I’m spiritual, but not religious.
I say that quite often and it’s also something I hear quite often, typically when I’m getting to know a new friend or an acquaintance and the topic turns to spirituality, meaning-making, defining a sense of purpose, or just pondering the mysteries of a vast and mysterious universe.
Whether it’s stated or implied, the “I’m spiritual, but not religious” statement just bubbles up naturally and, in my experience, this mutual disclosure usually marks a deepening of understanding between me and the person I’m engaging with. Why? I’m not really sure. But I’ve found that this disclosure’s a roundabout way of saying, “Hey, like you, I don’t know what makes things tick in the grand scheme of things, but I just know and feel there’s something greater out there,” and the conversation evolves from there.
It’s a sort of mutual acknowledgement that has a connecting factor because of the authenticity involved—you are, after all, sharing a deeply-held, personal belief that may (or may not) jive with the other person’s ingrained dogmas. It’s high-risk sharing that invites openness, receptivity, and a willingness to learn and feel harmonious with another amid the ambiguity of what may (or may not) exist out there in the cosmos.
Not a lot of people get that. And CNN contributor Alan Miller appears to be one of those people.

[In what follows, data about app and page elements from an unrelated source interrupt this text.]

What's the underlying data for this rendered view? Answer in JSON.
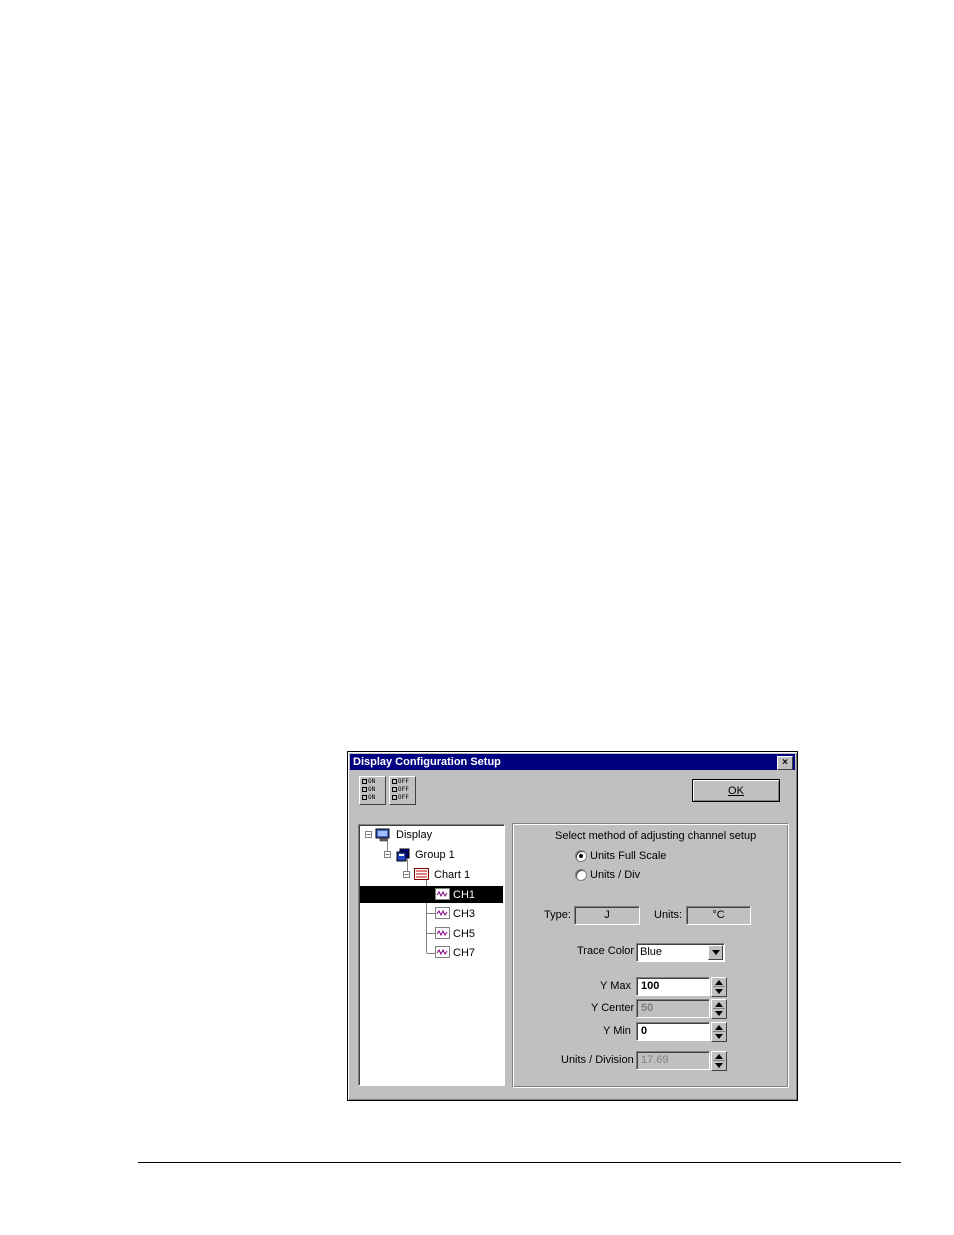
{
  "dialog": {
    "title": "Display Configuration  Setup",
    "close_label": "×",
    "ok_label": "OK"
  },
  "toolbar": {
    "all_on_labels": [
      "ON",
      "ON",
      "ON"
    ],
    "all_off_labels": [
      "OFF",
      "OFF",
      "OFF"
    ]
  },
  "tree": {
    "display": "Display",
    "group": "Group 1",
    "chart": "Chart 1",
    "channels": [
      "CH1",
      "CH3",
      "CH5",
      "CH7"
    ],
    "selected": "CH1"
  },
  "panel": {
    "method_prompt": "Select method of adjusting channel setup",
    "method_options": [
      "Units Full Scale",
      "Units / Div"
    ],
    "method_selected": "Units Full Scale",
    "type_label": "Type:",
    "type_value": "J",
    "units_label": "Units:",
    "units_value": "°C",
    "trace_color_label": "Trace Color",
    "trace_color_value": "Blue",
    "ymax_label": "Y Max",
    "ymax_value": "100",
    "ycenter_label": "Y Center",
    "ycenter_value": "50",
    "ymin_label": "Y Min",
    "ymin_value": "0",
    "units_div_label": "Units / Division",
    "units_div_value": "17.69"
  },
  "colors": {
    "titlebar": "#000080",
    "face": "#c0c0c0",
    "selection": "#000000"
  }
}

In an opinion piece titled, “My Take: ‘I’m spiritual but not religious’ is a cop-out,” published Saturday on CNN.com, Miller wrote, “The increasingly common refrain that ‘I’m spiritual, but not religious,’ represents some of the most retrogressive aspects of contemporary society… [and] highlights the implosion of belief that has struck at the heart of Western society.”
He continued, “…The spiritual but not religious reflect the ‘me’ generation of self-obsessed, truth-is-whatever-you-feel-it-to-be thinking, where big, historic, demanding institutions that have expectations about behavior, attitudes and observance and rules are jettisoned yet nothing positive is put in replacement. …The spiritual-but-not-religious outlook sees the human as one that simply wants to experience ‘nice things’ and ‘feel better.’ There is little of transformation here and nothing that points to any kind of project that can inspire or transform us.”
Miller points to a growing trend that more and more people are developing a greater awareness of self in connection to something larger than themselves—be it God, divine source, Mother Nature, or whatever name you’d like to ascribe to that feeling of unifying oneness that’s tied to pure spirituality (no religion). So, it seems, more people are choosing to think and feel and define spirituality for themselves by adopting and incorporating Buddhist philosophy, Yoga, and Christian prayer, for example, into their daily lives.
Miller called this mixture “a smorgasbord of pick-and-mix choices.”
I call it self-guided learning through the integration of spiritual thought and practice that rings true to the self. It’s self-cultivation, not self-obsessiveness. It’s learning to allow happiness to grow and thrive from within and letting that be a guiding factor in relation to others. When you learn to “feel better” from within and encourage that feeling through spiritual beliefs and practices that help you maintain that positive feeling, you can help others feel better more effectively through simple acts, like making them laugh or listening to them when they need to talk.
To me, being “spiritual, but not religious” involves fostering an authentic, healthy relationship with the self—yourself—so that you can have authentic relationships with others. In that ebb-and-flow engagement, which echoes the writings of Martin Buber, transformation occurs and it occurs constantly as the self you project to others is constantly being reflected back on you.
Your goal? Be the kindest, most loving person you can be to yourself and to others—and mean it in every word and every action. It has a greater impact than most people think.
“That attitude,” Miller wrote, “fits with the message we are receiving more and more that ‘feeling’ something somehow is more pure and perhaps, more ‘true’ than having to fit in with the doctrine, practices, rules and observations of a formal institution that are handed down to us.”